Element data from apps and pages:
________________________

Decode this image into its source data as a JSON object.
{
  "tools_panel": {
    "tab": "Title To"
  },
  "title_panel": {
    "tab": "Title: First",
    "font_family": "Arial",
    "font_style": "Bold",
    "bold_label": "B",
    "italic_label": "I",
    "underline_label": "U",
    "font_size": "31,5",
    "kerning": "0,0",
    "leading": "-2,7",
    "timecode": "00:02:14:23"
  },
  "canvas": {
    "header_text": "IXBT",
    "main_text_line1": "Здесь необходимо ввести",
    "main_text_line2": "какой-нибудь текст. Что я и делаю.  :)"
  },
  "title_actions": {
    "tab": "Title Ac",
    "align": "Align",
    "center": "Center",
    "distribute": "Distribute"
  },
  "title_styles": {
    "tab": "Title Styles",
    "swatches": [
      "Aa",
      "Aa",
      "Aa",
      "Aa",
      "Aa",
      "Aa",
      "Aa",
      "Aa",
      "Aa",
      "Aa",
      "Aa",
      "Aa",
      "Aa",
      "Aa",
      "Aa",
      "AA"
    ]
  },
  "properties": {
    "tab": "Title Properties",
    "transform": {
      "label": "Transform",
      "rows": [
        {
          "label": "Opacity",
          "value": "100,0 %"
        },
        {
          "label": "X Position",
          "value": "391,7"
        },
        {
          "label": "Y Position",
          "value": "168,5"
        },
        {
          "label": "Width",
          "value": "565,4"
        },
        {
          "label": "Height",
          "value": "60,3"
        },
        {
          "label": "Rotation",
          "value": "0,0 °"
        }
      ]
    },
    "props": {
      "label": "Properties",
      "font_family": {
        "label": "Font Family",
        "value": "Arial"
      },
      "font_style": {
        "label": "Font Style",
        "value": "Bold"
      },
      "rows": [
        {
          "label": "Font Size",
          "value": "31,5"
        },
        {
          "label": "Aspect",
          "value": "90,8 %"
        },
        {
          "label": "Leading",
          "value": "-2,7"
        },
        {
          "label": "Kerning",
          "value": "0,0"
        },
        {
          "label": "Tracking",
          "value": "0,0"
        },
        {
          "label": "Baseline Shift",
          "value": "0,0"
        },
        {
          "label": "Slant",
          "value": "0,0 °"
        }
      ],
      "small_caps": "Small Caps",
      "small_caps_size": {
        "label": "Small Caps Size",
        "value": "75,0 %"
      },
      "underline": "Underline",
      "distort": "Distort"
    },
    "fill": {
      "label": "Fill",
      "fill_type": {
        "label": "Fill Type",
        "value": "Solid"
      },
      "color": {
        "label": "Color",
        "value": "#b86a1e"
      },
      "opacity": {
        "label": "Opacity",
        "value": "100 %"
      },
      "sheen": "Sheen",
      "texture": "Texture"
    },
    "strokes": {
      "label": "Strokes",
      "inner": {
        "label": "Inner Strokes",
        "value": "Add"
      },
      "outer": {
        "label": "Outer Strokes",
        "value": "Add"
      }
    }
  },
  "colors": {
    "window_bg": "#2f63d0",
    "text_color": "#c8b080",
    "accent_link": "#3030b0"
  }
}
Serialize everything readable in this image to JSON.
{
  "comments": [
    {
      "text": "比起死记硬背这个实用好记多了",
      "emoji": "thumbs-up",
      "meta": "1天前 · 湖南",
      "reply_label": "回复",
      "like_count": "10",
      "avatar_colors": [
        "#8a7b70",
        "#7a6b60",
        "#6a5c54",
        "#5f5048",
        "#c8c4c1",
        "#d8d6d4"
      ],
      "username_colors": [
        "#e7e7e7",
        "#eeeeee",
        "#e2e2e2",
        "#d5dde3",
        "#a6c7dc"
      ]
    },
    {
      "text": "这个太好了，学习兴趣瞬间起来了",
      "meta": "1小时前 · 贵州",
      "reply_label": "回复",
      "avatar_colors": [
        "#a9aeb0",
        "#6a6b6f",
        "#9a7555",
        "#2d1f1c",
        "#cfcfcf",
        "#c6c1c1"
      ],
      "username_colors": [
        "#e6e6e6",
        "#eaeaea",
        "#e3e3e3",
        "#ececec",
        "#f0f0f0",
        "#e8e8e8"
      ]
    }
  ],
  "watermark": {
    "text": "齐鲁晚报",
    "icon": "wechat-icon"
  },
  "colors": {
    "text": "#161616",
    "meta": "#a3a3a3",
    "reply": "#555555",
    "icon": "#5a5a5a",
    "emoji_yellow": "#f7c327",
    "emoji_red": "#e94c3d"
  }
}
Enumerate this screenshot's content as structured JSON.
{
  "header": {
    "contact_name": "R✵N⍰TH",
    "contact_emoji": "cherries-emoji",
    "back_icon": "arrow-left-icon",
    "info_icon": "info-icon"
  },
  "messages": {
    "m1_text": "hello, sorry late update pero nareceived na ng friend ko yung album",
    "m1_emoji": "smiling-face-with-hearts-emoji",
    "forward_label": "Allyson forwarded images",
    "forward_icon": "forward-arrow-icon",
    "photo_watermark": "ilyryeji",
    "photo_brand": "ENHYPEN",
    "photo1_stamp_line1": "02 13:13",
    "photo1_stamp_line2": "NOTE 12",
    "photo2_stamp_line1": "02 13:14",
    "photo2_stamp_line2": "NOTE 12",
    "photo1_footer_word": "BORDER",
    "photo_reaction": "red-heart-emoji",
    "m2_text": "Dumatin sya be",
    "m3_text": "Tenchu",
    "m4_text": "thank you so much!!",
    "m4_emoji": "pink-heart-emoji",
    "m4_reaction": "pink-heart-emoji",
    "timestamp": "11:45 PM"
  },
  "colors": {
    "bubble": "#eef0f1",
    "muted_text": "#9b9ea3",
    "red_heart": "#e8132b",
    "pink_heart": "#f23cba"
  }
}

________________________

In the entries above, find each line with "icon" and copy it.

Result below:
    "icon": "wechat-icon"
    "icon": "#5a5a5a",
    "back_icon": "arrow-left-icon",
    "info_icon": "info-icon"
    "forward_icon": "forward-arrow-icon",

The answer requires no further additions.